An ordinary printing frame may be converted into a registering frame by placing a piece of sheet glass in the front, and laying upon the negative, which must have one corner and two sides abut against the interior sides of the frame. The other edges of the plate should be wedged between the sides of the frame. The negative being rigidly secured, the paper must be cut so that its top and one side, at least, shall form exactly a right angle. In replacing the paper in the frame, if care is taken that the 2 edges accurately fit the corner of the frame, it may be removed, the films inserted, and the paper again replaced, provided that the same edges strike the sides of the frame, without interfering with the result or over-blurring the picture. Very soft and peculiar effects may be produced by this process.
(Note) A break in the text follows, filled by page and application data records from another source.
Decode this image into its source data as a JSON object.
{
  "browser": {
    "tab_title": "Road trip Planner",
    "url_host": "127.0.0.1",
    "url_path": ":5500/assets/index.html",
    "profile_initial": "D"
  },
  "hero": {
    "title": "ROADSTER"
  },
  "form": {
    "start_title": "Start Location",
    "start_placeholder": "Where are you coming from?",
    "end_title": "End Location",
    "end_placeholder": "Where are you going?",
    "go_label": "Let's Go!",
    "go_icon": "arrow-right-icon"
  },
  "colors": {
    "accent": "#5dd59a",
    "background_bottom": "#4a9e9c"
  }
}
Another method is to place the photograph in a strong side light, and in making half the time of exposure with the image exactly in focus on the ground glass, then capping the lens and moving the back of the camera slightly within the focal point, so that the image will be a little out of focus; then to expose one quarter of the time, recap the lens, and expose the last quarter with the rear of the camera slightly beyond the focal point. A negative will be produced in which all appearance of granularity is destroyed, and from which prints may be made direct without the necessity of double printing.